[DECLARATION OF INDEPENDENCE]. Boston Gazette and Country Journal, containing the freshest Advices, Foreign and Domestic, No. 1105 [Col.1:] In Congress, July 4, 1776. A Declaration...When in the Course of human Events.... Watertown, Massachusetts: Benjamin Edes, Monday, 22 July 1776.
Folio, 4pp. ( 14¾ x 9 3/8 in.). Large woodcut masthead ENGRAVED BY PAUL REVERE (Brigham, p.199: 2¼ x 8¼ in.: seated personification of liberty with cap on pike, a bird flying from a birdcage, stylized scene of Boston), text printed in roman and italic types in three columns. The masthead woodcut worn (or poorly inked), unobstrusive repairs to central fold, OTHERWISE IN EXCELLENT ORIGINAL CONDITION. The Declaration occupies cols.1 to 3.
THE DECLARATION OF INDEPENDENCE, PRINTED BY A BOSTON PATRIOT PRINTER, WITH MASTHEAD BY PAUL REVERE
The first Watertown printing of the historic text, still being disseminated throughout the colonies in the wake of the Continental Congress's vote in Philadelphia. Edes is believed to have received the text on July 18 (Thursday) or 19 (Friday), so his issue of the 22nd is the first of this weekly which could carry the momentous news. The paper also contains news regarding the Continental Congress, the American army, the destruction of the equestrian statue of George III in New York, and a detailed account of the ceremony in which the Declaration of Independence was proclaimed at the Boston State House, 18 July: "At One o'clock the Declaration was proclaimed...after it was read and greeted with "three huzzas," thirteen pieces of cannon were fired," a toast was offered "to the United States of America, the American Congress...& to General Washington," then "the bells of the town were rung."

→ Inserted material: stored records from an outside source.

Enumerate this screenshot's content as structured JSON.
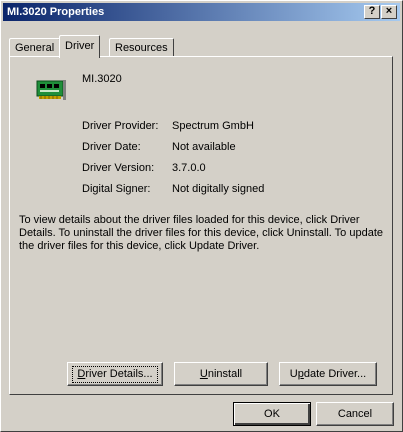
{
  "window": {
    "title": "MI.3020 Properties",
    "help_glyph": "?",
    "close_glyph": "×"
  },
  "tabs": [
    {
      "label": "General"
    },
    {
      "label": "Driver"
    },
    {
      "label": "Resources"
    }
  ],
  "device": {
    "name": "MI.3020",
    "icon": "pci-card-icon"
  },
  "properties": [
    {
      "label": "Driver Provider:",
      "value": "Spectrum GmbH"
    },
    {
      "label": "Driver Date:",
      "value": "Not available"
    },
    {
      "label": "Driver Version:",
      "value": "3.7.0.0"
    },
    {
      "label": "Digital Signer:",
      "value": "Not digitally signed"
    }
  ],
  "description": "To view details about the driver files loaded for this device, click Driver Details. To uninstall the driver files for this device, click Uninstall. To update the driver files for this device, click Update Driver.",
  "buttons": {
    "driver_details": {
      "mnemonic": "D",
      "rest": "river Details..."
    },
    "uninstall": {
      "mnemonic": "U",
      "rest": "ninstall"
    },
    "update_driver": {
      "pre": "U",
      "mnemonic": "p",
      "rest": "date Driver..."
    },
    "ok": "OK",
    "cancel": "Cancel"
  },
  "colors": {
    "title_gradient_start": "#0a246a",
    "title_gradient_end": "#a6caf0",
    "face": "#d4d0c8",
    "icon_green": "#1f8f3a"
  }
}
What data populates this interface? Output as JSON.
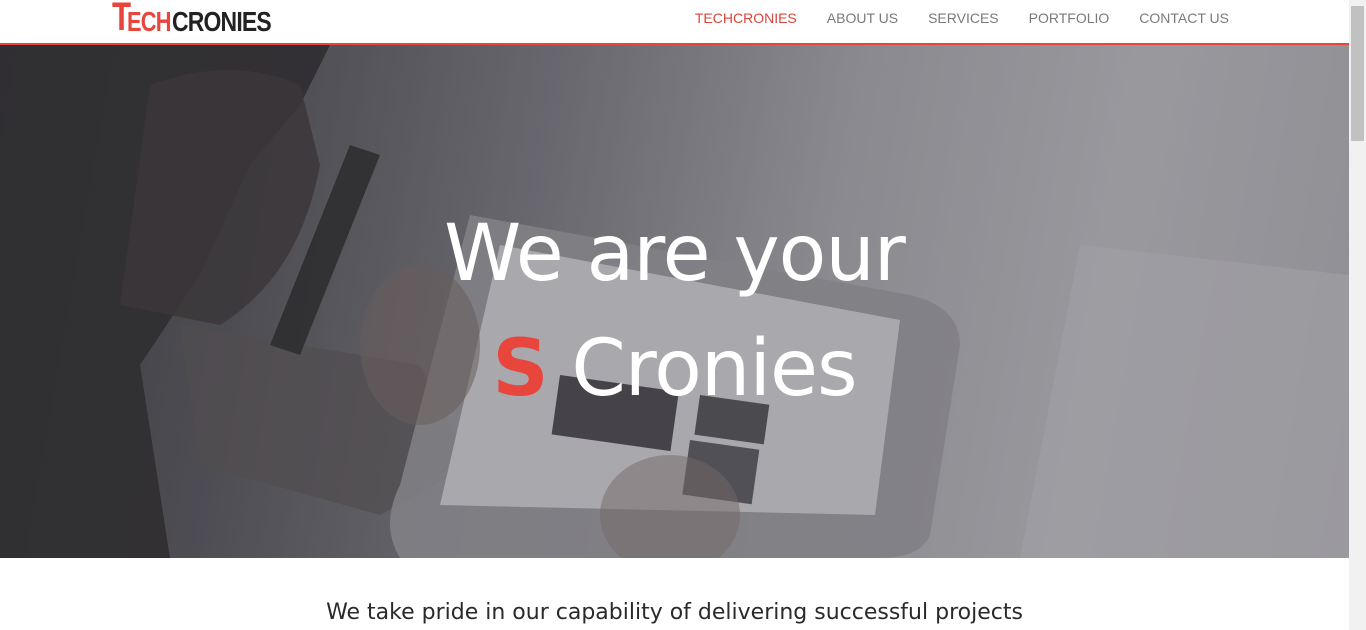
{
  "logo": {
    "part_t": "T",
    "part_ech": "ECH",
    "part_cronies": "CRONIES",
    "accent_color": "#e8453c",
    "dark_color": "#222222"
  },
  "nav": {
    "items": [
      {
        "label": "TECHCRONIES",
        "active": true
      },
      {
        "label": "ABOUT US",
        "active": false
      },
      {
        "label": "SERVICES",
        "active": false
      },
      {
        "label": "PORTFOLIO",
        "active": false
      },
      {
        "label": "CONTACT US",
        "active": false
      }
    ]
  },
  "hero": {
    "line1": "We are your",
    "accent": "S",
    "line2_rest": " Cronies",
    "accent_color": "#e8453c"
  },
  "tagline": "We take pride in our capability of delivering successful projects"
}
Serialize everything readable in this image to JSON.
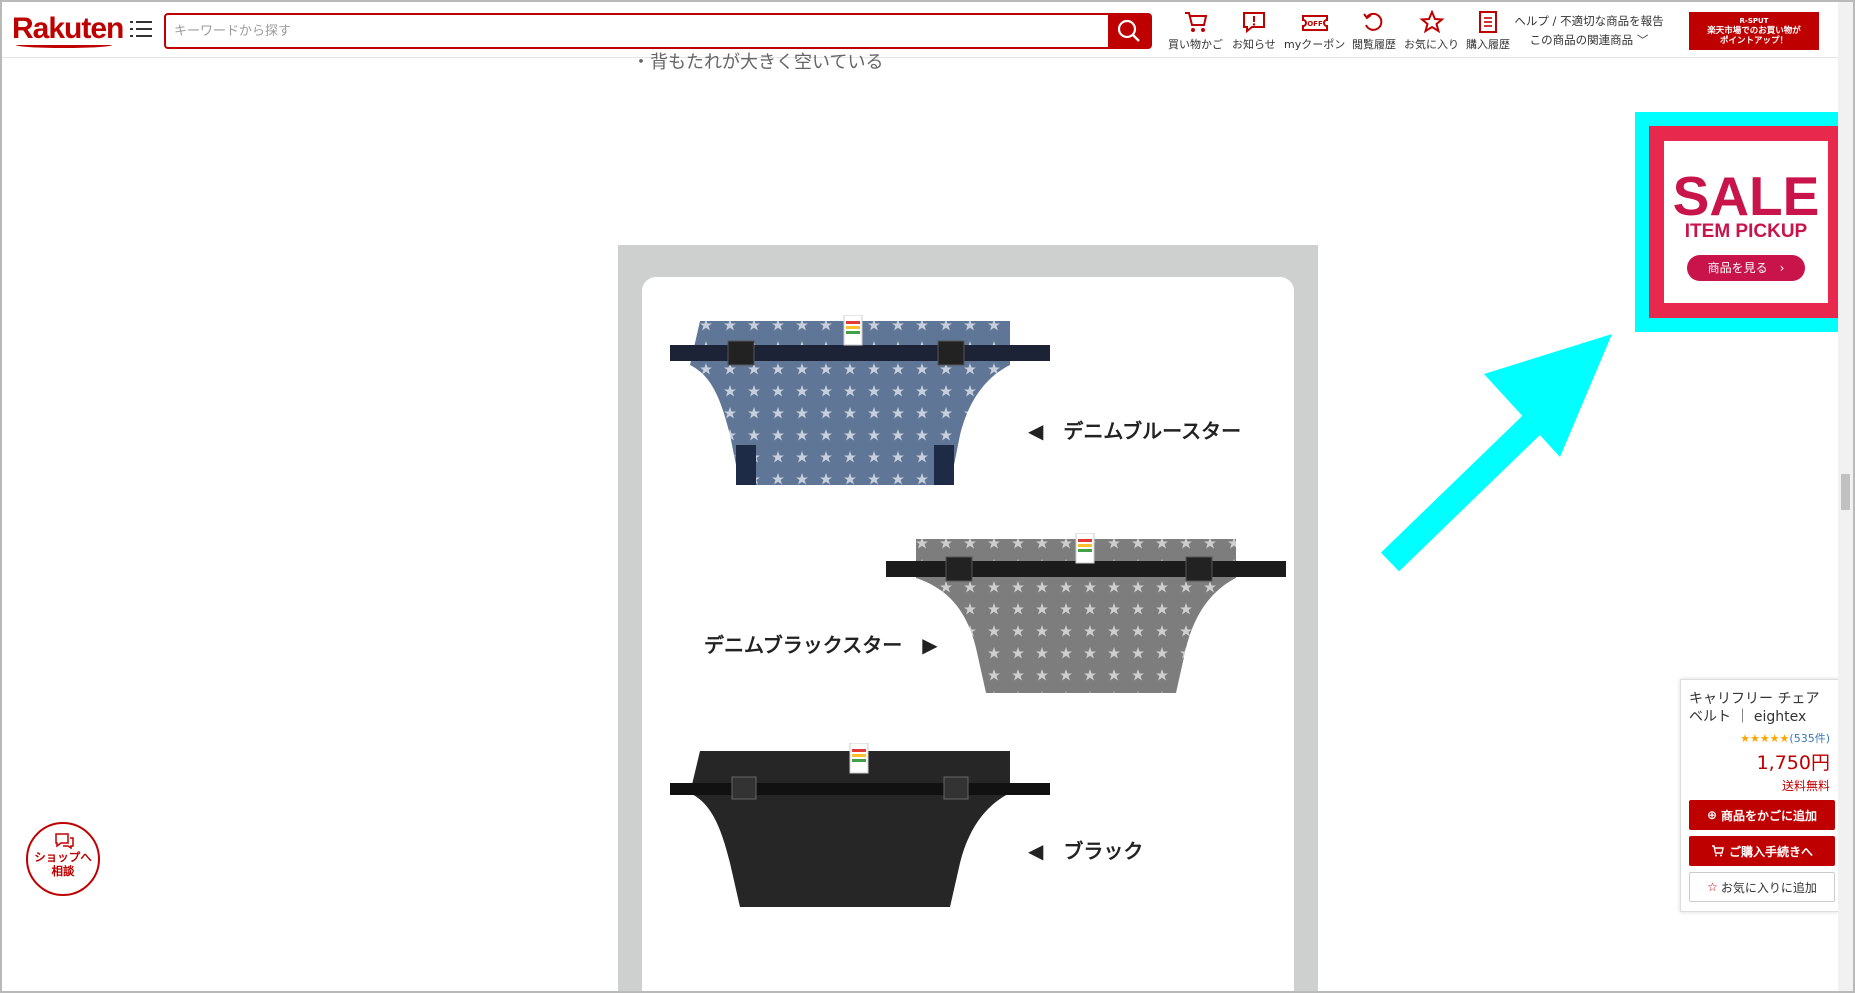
{
  "header": {
    "logo": "Rakuten",
    "search_placeholder": "キーワードから探す",
    "nav": [
      {
        "label": "買い物かご",
        "icon": "cart-icon"
      },
      {
        "label": "お知らせ",
        "icon": "notification-icon"
      },
      {
        "label": "myクーポン",
        "icon": "coupon-icon"
      },
      {
        "label": "閲覧履歴",
        "icon": "history-icon"
      },
      {
        "label": "お気に入り",
        "icon": "star-icon"
      },
      {
        "label": "購入履歴",
        "icon": "receipt-icon"
      }
    ],
    "help_line1": "ヘルプ / 不適切な商品を報告",
    "help_line2": "この商品の関連商品",
    "banner_tag": "R-SPUT",
    "banner_line1": "楽天市場でのお買い物が",
    "banner_line2": "ポイントアップ！"
  },
  "page": {
    "cut_text": "・背もたれが大きく空いている"
  },
  "variants": [
    {
      "label": "◀　デニムブルースター",
      "color": "#5f7696"
    },
    {
      "label": "デニムブラックスター　▶",
      "color": "#7d7d7d"
    },
    {
      "label": "◀　ブラック",
      "color": "#262626"
    }
  ],
  "sale_banner": {
    "title": "SALE",
    "subtitle": "ITEM PICKUP",
    "button": "商品を見る　›"
  },
  "cart_widget": {
    "title": "キャリフリー チェアベルト ｜ eightex 国…",
    "stars": "★★★★★",
    "review_count": "(535件)",
    "price": "1,750円",
    "shipping": "送料無料",
    "add_to_cart": "商品をかごに追加",
    "checkout": "ご購入手続きへ",
    "favorite": "お気に入りに追加"
  },
  "chat": {
    "line1": "ショップへ",
    "line2": "相談"
  },
  "colors": {
    "brand": "#bf0000",
    "highlight": "#00ffff",
    "sale": "#c8144a"
  }
}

Benjamin Edes (1732-1803), publisher of the weekly Boston Gazette and Country Journal is himself a figure of considerable interest, both as printer and as patriot. A fellow Bostonian, printer Isaiah Thomas, later wrote, "No publisher of a newspaper felt a greater interest in the establishment of the Independence of the United States than Benjamin Edes; and no newspaper was more instrumental in bringing forward this important event than The Boston Gazette (Thomas, History of Printing in America, ed. M.McCorison, p.137).
The Boston Gazette and Country Journal was launched in 1755 by Edes and a partner, John Gill and rapidly became the main organ of the Boston Whigs and Sons of Liberty, those at the forefront of organized opposition to British rule. As Thomas records, the paper was "distinguished for the spirited political essays," it printed (Thomas, p.134). During the Stamp Act agitation Governor Bernard, stung by the paper's unrelenting political invective, termed it "the most facetious paper in America" (J.E. Triber, A True Republican, p.48). Sam Adams, Joseph Warren and James Otis frequently contributed to the paper, and the shop became a meeting place for political activists. Paul Revere, a lodge brother of Edes at the St. Andrews Lodge, cut the fine woodcut masthead for the paper, first used in 1770 (see Brigham, Paul Revere's Engravings, p.199). In 1770, the Gazette used woodcuts by Revere for the coffins of the victims of the Boston Massacre (Brigham, pl.69) and advertised Revere's famous incendiary print of that incident, "The Bloody Massacre."
In 1775, as organized resistance to British occupation forces spread, Gill retired, and the paper's publication was suspended on April 17, just two days before the Lexington and Concord alarms. Afterwards, as the British army barricaded the city, Edes, fearing arrest, made a dramatic escape by boat, carrying a press and some trays of lead type. He set up temporary shop in Watertown, some 30 miles from Boston, resumed publication of the Gazette and became printer to the provincial congress of Massachusetts, also meeting in Watertown. During Edes's exile (which lasted until November 4, 1776) essential supplies were dificult to obtain. Thomas notes the severe shortage of paper, "wretched ink, and worn out types" (Thomas, pp.135-136). In spite of these obstacles, printing under difficult circumstances, Edes proudly gave most of the front page of his paper to the fundamental proclamation of American independence.
Provenance: The Reverend John Brown (1724-1791) of Cohasset, Massachusetts, whose name is neatly inscribed at ink along left-hand margin of page 1. Brown attended Harvard (1741), was ordained and served as a Chaplain with the British army in Canada (1759-1760).